The selection of the name, chance though it was, had a great deal to do with the early success of the Klan. Something about the sound of the name aroused curiosity and gave the fledgling club an immediate air of mystery , as did the initials KKK, which would soon take on a terrifying significance. Soon after the founders named the Klan, they decided to do a bit of showing off and so disguised themselves in sheets and galloped their horses through the quiet streets of little Pulaski.
Their ride created such a stir that the men decided to adopt the sheets as the official attire of the Klan. They later added to the effect by making grotesque masks and wearing white pointed hats. The founders also performed elaborate initiation ceremonies for new members. Their ceremonies were similar to the hazing popular in college fraternities and consisted of blindfolding the candidate, subjecting him to a series of silly oaths and rough handling, and finally bringing him before a “royal altar” where he was to be inducted with a “royal crown”. The altar turned out to be a mirror and the crown to be two large Donkey’s ears. Ridiculous though it sounds today, that was the high point of the earliest activities of the KKK.
If that had been all there was to the KKK, it probably would have disappeared as quickly and quietly as it had been born. But at some point in early 1866 the club, enlarged by new members, began to have a chilling effect on blacks.
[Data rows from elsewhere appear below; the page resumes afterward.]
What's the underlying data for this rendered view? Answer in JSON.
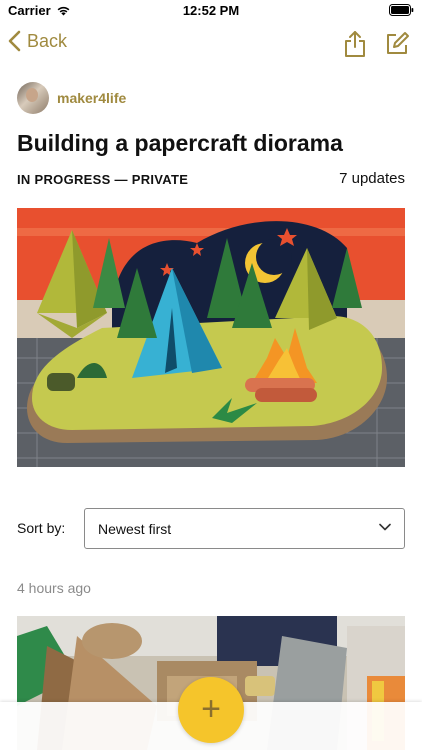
{
  "status_bar": {
    "carrier": "Carrier",
    "time": "12:52 PM"
  },
  "nav": {
    "back_label": "Back",
    "back_icon": "chevron-left-icon",
    "share_icon": "share-icon",
    "edit_icon": "edit-icon"
  },
  "author": {
    "username": "maker4life"
  },
  "project": {
    "title": "Building a papercraft diorama",
    "status": "IN PROGRESS — PRIVATE",
    "updates_count": "7 updates"
  },
  "sort": {
    "label": "Sort by:",
    "selected": "Newest first"
  },
  "feed": {
    "timestamp": "4 hours ago"
  },
  "fab": {
    "label": "+"
  },
  "colors": {
    "accent": "#a08a3f",
    "fab": "#f5c52b",
    "muted": "#8b8b8b"
  }
}
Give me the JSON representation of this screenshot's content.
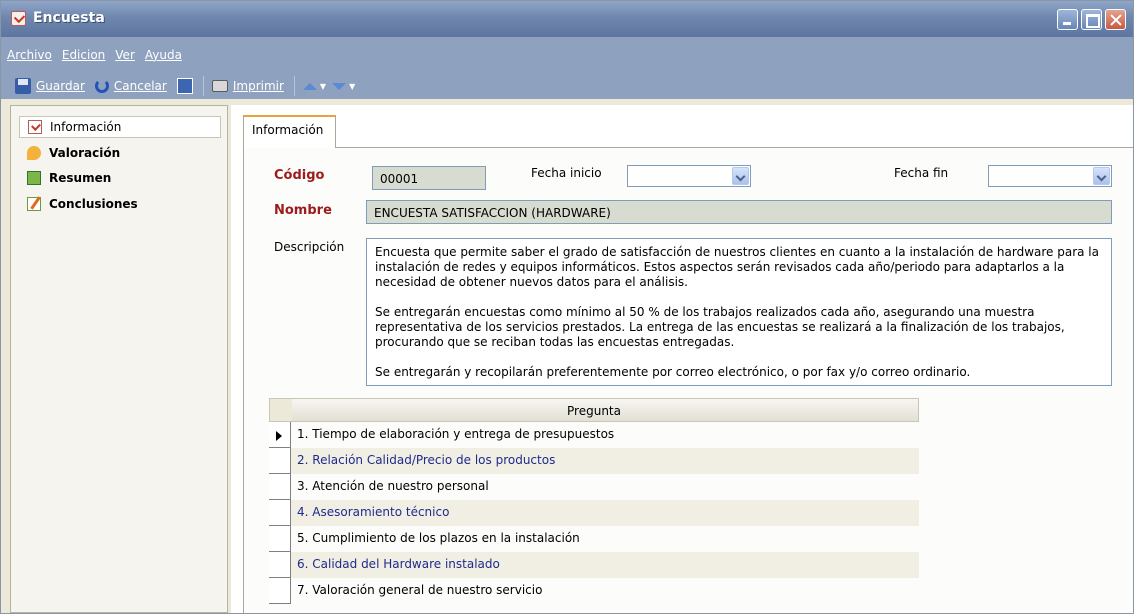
{
  "window": {
    "title": "Encuesta"
  },
  "menu": [
    "Archivo",
    "Edicion",
    "Ver",
    "Ayuda"
  ],
  "toolbar": {
    "save_label": "Guardar",
    "cancel_label": "Cancelar",
    "print_label": "Imprimir"
  },
  "sidebar": {
    "items": [
      {
        "label": "Información",
        "icon": "form-check-icon"
      },
      {
        "label": "Valoración",
        "icon": "rating-icon"
      },
      {
        "label": "Resumen",
        "icon": "chart-icon"
      },
      {
        "label": "Conclusiones",
        "icon": "edit-icon"
      }
    ]
  },
  "tab": {
    "label": "Información"
  },
  "form": {
    "codigo_label": "Código",
    "codigo_value": "00001",
    "fecha_inicio_label": "Fecha inicio",
    "fecha_inicio_value": "",
    "fecha_fin_label": "Fecha fin",
    "fecha_fin_value": "",
    "nombre_label": "Nombre",
    "nombre_value": "ENCUESTA SATISFACCION (HARDWARE)",
    "descripcion_label": "Descripción",
    "descripcion_p1": "Encuesta que permite saber el grado de satisfacción de nuestros clientes en cuanto a la instalación de hardware para la instalación de redes y equipos informáticos. Estos aspectos serán revisados cada año/periodo para adaptarlos a la necesidad de obtener nuevos datos para el análisis.",
    "descripcion_p2": "Se entregarán encuestas como mínimo al 50 % de los trabajos realizados cada año, asegurando una muestra representativa de los servicios prestados. La entrega de las encuestas se realizará a la finalización de los trabajos, procurando que se reciban todas las encuestas entregadas.",
    "descripcion_p3": "Se entregarán y recopilarán preferentemente por correo electrónico, o por fax y/o correo ordinario."
  },
  "grid": {
    "header": "Pregunta",
    "rows": [
      "1. Tiempo de elaboración y entrega de presupuestos",
      "2. Relación Calidad/Precio de los productos",
      "3. Atención de nuestro personal",
      "4. Asesoramiento técnico",
      "5. Cumplimiento de los plazos en la instalación",
      "6. Calidad del Hardware instalado",
      "7. Valoración general de nuestro servicio"
    ]
  }
}
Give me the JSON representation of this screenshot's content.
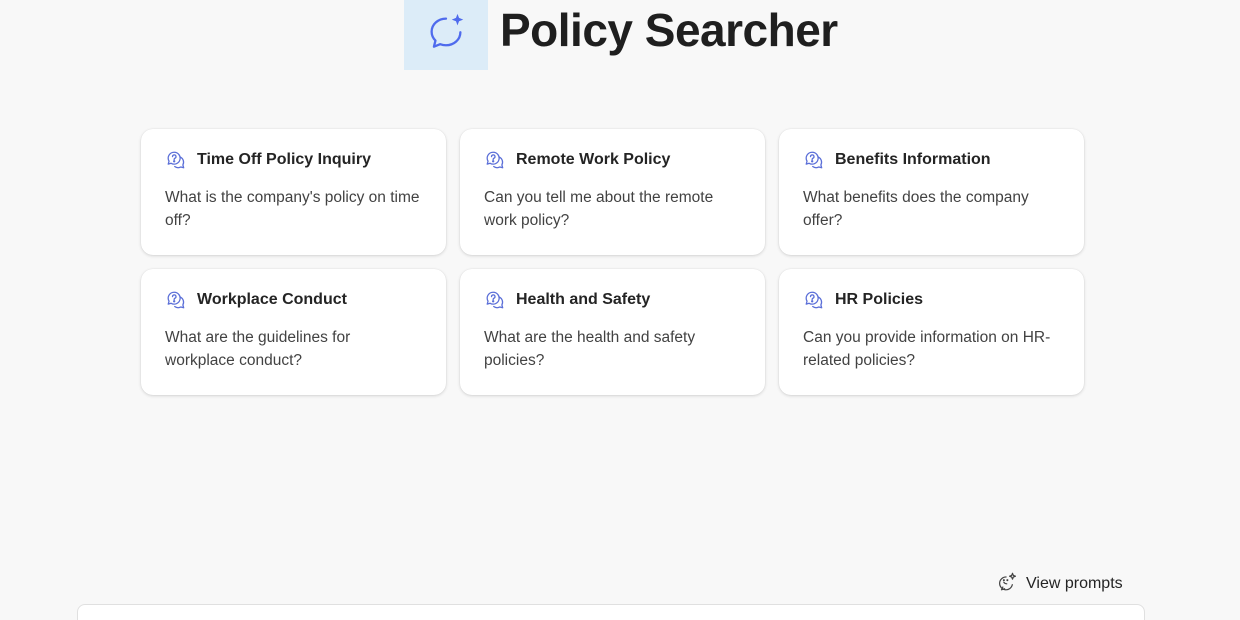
{
  "header": {
    "title": "Policy Searcher",
    "logo_icon": "chat-sparkle-icon",
    "logo_bg": "#dcecf8",
    "accent": "#4f6bed"
  },
  "cards": [
    {
      "title": "Time Off Policy Inquiry",
      "text": "What is the company's policy on time off?",
      "icon": "chat-question-icon"
    },
    {
      "title": "Remote Work Policy",
      "text": "Can you tell me about the remote work policy?",
      "icon": "chat-question-icon"
    },
    {
      "title": "Benefits Information",
      "text": "What benefits does the company offer?",
      "icon": "chat-question-icon"
    },
    {
      "title": "Workplace Conduct",
      "text": "What are the guidelines for workplace conduct?",
      "icon": "chat-question-icon"
    },
    {
      "title": "Health and Safety",
      "text": "What are the health and safety policies?",
      "icon": "chat-question-icon"
    },
    {
      "title": "HR Policies",
      "text": "Can you provide information on HR-related policies?",
      "icon": "chat-question-icon"
    }
  ],
  "footer": {
    "view_prompts_label": "View prompts",
    "view_prompts_icon": "prompt-sparkle-icon"
  }
}
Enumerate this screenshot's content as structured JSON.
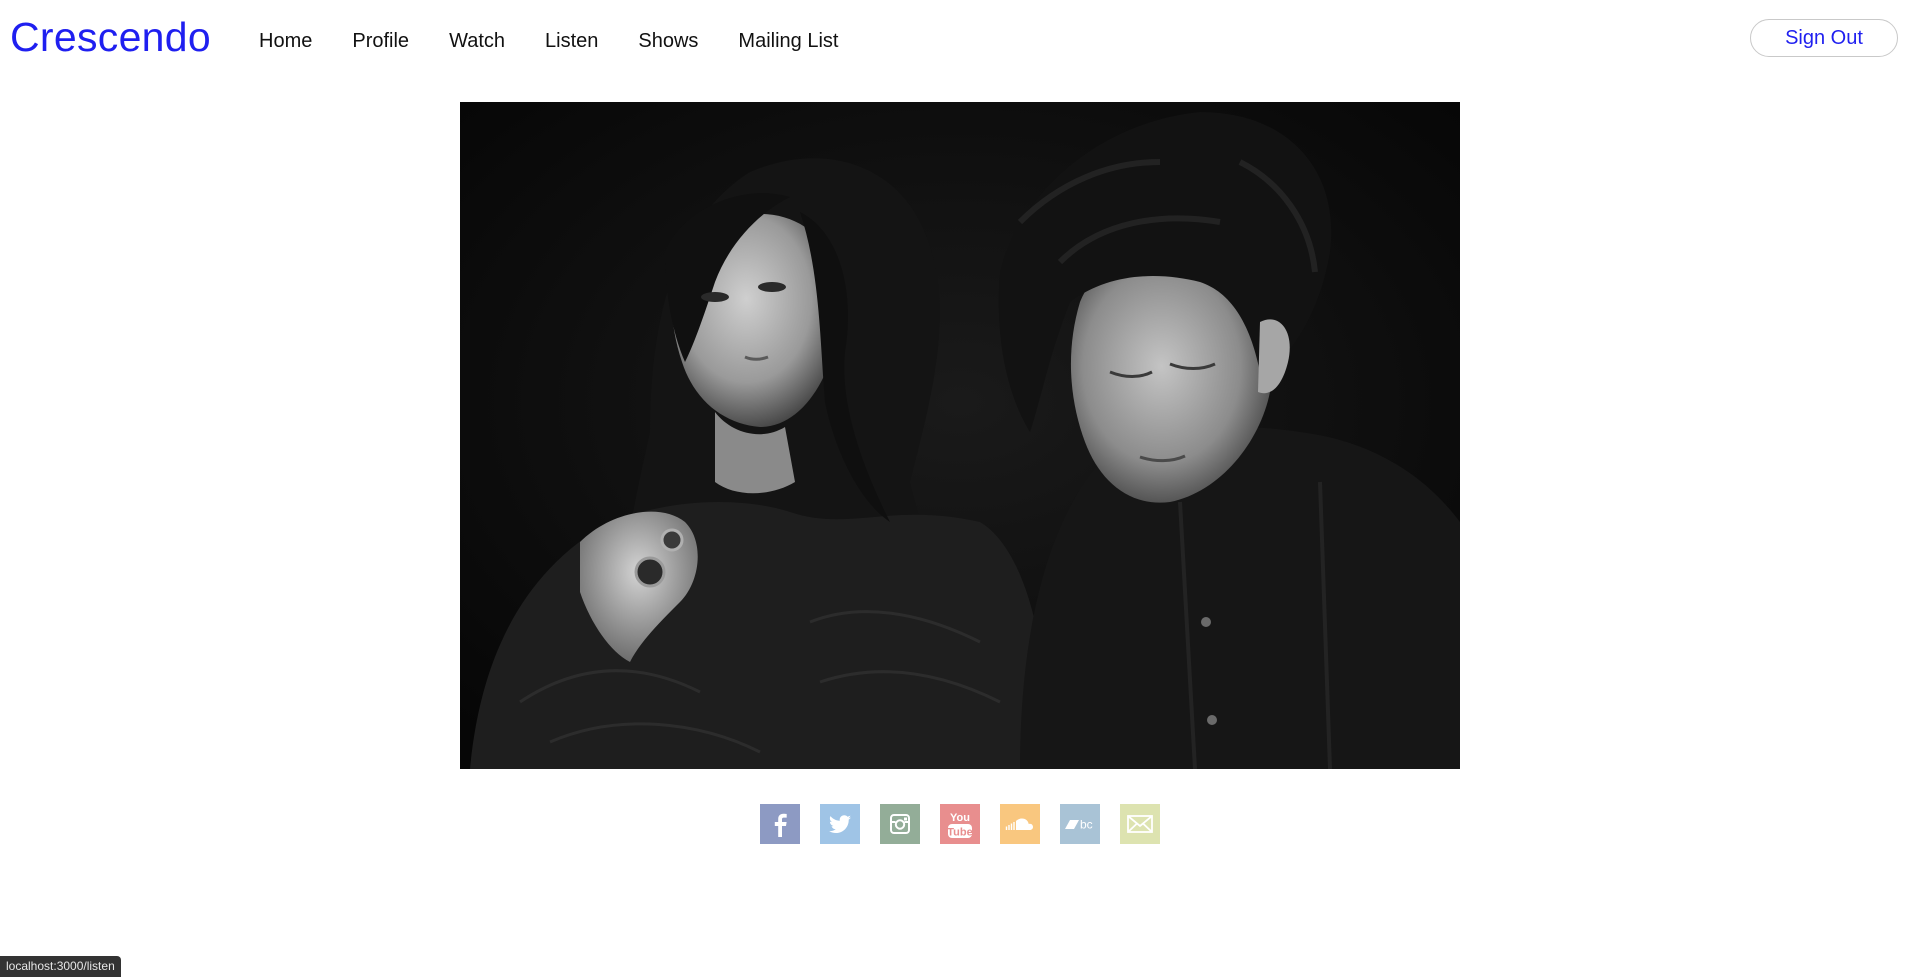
{
  "header": {
    "brand": "Crescendo",
    "nav": [
      {
        "label": "Home"
      },
      {
        "label": "Profile"
      },
      {
        "label": "Watch"
      },
      {
        "label": "Listen"
      },
      {
        "label": "Shows"
      },
      {
        "label": "Mailing List"
      }
    ],
    "sign_out_label": "Sign Out"
  },
  "colors": {
    "brand": "#1f1ff0",
    "facebook": "#8d9ac3",
    "twitter": "#9fc4e6",
    "instagram": "#93ad98",
    "youtube": "#e88e8e",
    "soundcloud": "#f9c77f",
    "bandcamp": "#a9c3d6",
    "email": "#dde3b0"
  },
  "social": [
    {
      "icon": "facebook-icon"
    },
    {
      "icon": "twitter-icon"
    },
    {
      "icon": "instagram-icon"
    },
    {
      "icon": "youtube-icon",
      "text_top": "You",
      "text_bottom": "Tube"
    },
    {
      "icon": "soundcloud-icon"
    },
    {
      "icon": "bandcamp-icon",
      "text": "bc"
    },
    {
      "icon": "email-icon"
    }
  ],
  "status_url": "localhost:3000/listen"
}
The intimidating night rides were soon the centerpiece of the hooded order: bands of white-sheeted ghouls paid late-night visits to black homes, telling the terrified occupants to behave themselves and warning them that they would come back if their orders were not obeyed. It didn’t take long for the threats to be converted into violence against blacks who insisted on exercising their new rights and freedom. Before its six founders realized what had happened, the Ku Klux Klan had become something they may not have originally intended, something deadly and serious.Much of the Klan’s early reputation was based on mischief.
However, over time, the malicious mischief turned to outright violence. The presence of armed white men roaming the countryside at night reminded many blacks of the pre-war slave patrols. the fact that the Klansmen rode with their faces covered intensified blacks’ suspicion and fear. Whippings were the primary forms of violence between the two groups, but within months there were bloody clashes between Klansmen and blacks, northerners who had come South, or Southern Unionists.By the time the six Klan founders met in December 1865, the opening phase of reconstruction was nearly complete.
All eleven of the former rebel states had been rebuilt on astonishingly lenient terms which allowed many of the ex-Confederate leaders to return to positions of power. Southern state legislatures began enacting laws that made it clear that the aristocrats who ran them intended to yield none of their pre-war power over to poor whites and especially not over to blacks. These laws became known as the Black Codes and in some cases they a …